## What needs to be done
Beginning with the first line below, output every record verbatim and leave out the images.

[[ Records for the exercise, beginning ]]

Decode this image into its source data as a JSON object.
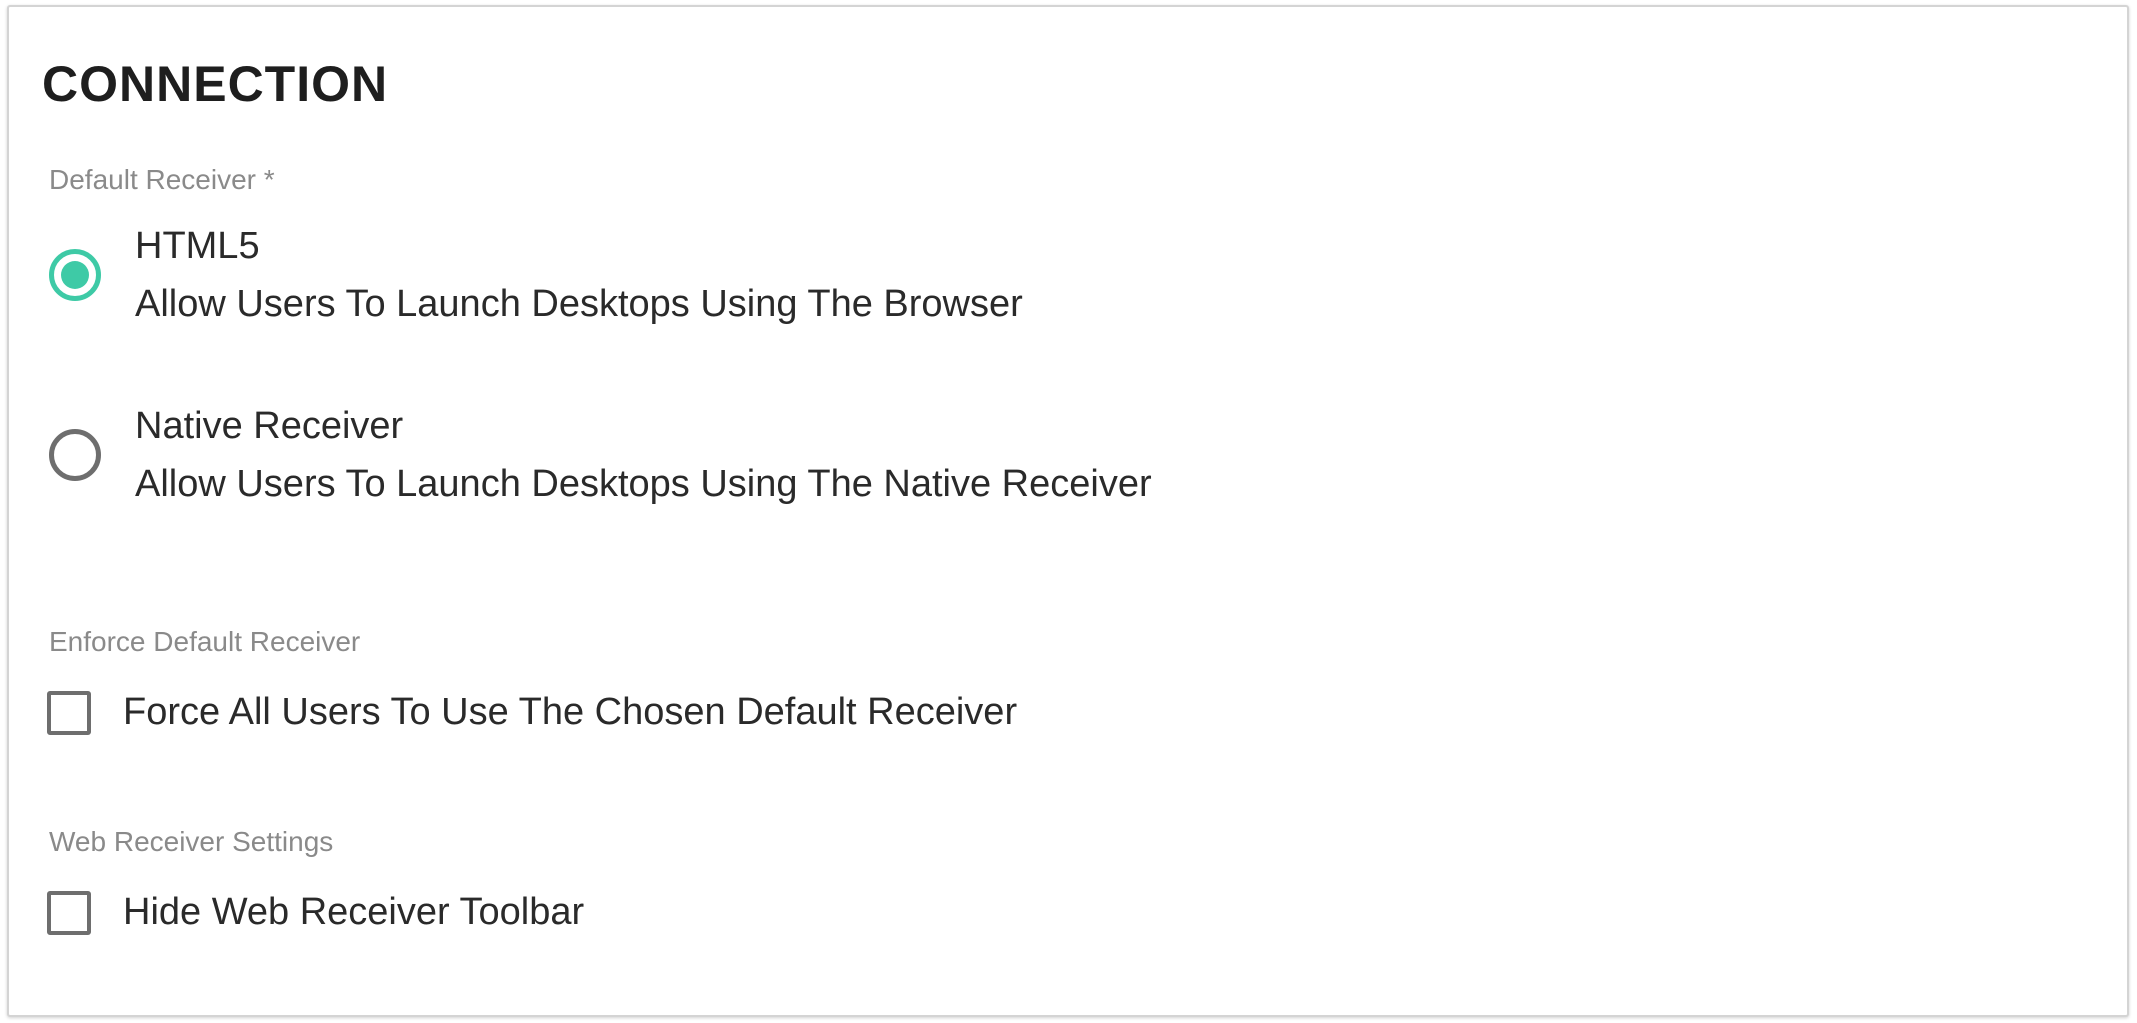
{
  "section": {
    "title": "CONNECTION"
  },
  "default_receiver": {
    "label": "Default Receiver *",
    "options": [
      {
        "title": "HTML5",
        "description": "Allow Users To Launch Desktops Using The Browser",
        "selected": true
      },
      {
        "title": "Native Receiver",
        "description": "Allow Users To Launch Desktops Using The Native Receiver",
        "selected": false
      }
    ]
  },
  "enforce_default_receiver": {
    "label": "Enforce Default Receiver",
    "checkbox_label": "Force All Users To Use The Chosen Default Receiver",
    "checked": false
  },
  "web_receiver_settings": {
    "label": "Web Receiver Settings",
    "checkbox_label": "Hide Web Receiver Toolbar",
    "checked": false
  },
  "colors": {
    "accent": "#3ecaa6",
    "control_border": "#6e6e6e",
    "label_gray": "#8a8a8a",
    "text": "#2a2a2a",
    "card_border": "#d4d4d4"
  },
  "icons": {
    "radio_selected": "radio-checked-icon",
    "radio_unselected": "radio-unchecked-icon",
    "checkbox_unchecked": "checkbox-unchecked-icon"
  }
}
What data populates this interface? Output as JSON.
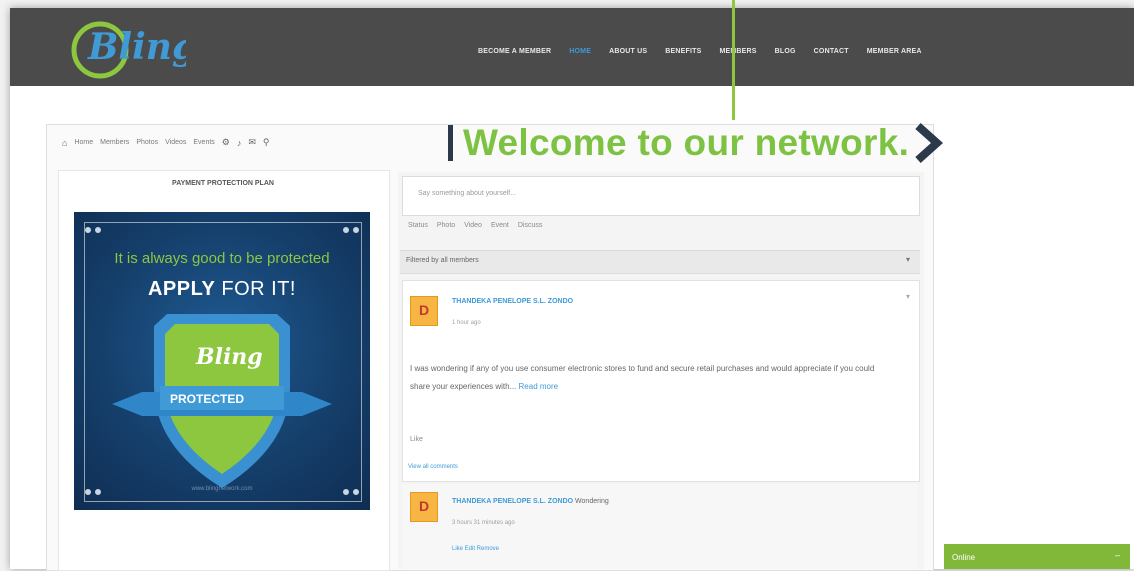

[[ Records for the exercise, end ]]

## Exercise response
Decode this image into its source data as a JSON object.
{
  "section": {
    "title": "CONNECTION"
  },
  "default_receiver": {
    "label": "Default Receiver *",
    "options": [
      {
        "title": "HTML5",
        "description": "Allow Users To Launch Desktops Using The Browser",
        "selected": true
      },
      {
        "title": "Native Receiver",
        "description": "Allow Users To Launch Desktops Using The Native Receiver",
        "selected": false
      }
    ]
  },
  "enforce_default_receiver": {
    "label": "Enforce Default Receiver",
    "checkbox_label": "Force All Users To Use The Chosen Default Receiver",
    "checked": false
  },
  "web_receiver_settings": {
    "label": "Web Receiver Settings",
    "checkbox_label": "Hide Web Receiver Toolbar",
    "checked": false
  },
  "colors": {
    "accent": "#3ecaa6",
    "control_border": "#6e6e6e",
    "label_gray": "#8a8a8a",
    "text": "#2a2a2a",
    "card_border": "#d4d4d4"
  },
  "icons": {
    "radio_selected": "radio-checked-icon",
    "radio_unselected": "radio-unchecked-icon",
    "checkbox_unchecked": "checkbox-unchecked-icon"
  }
}
What data populates this interface? Output as JSON.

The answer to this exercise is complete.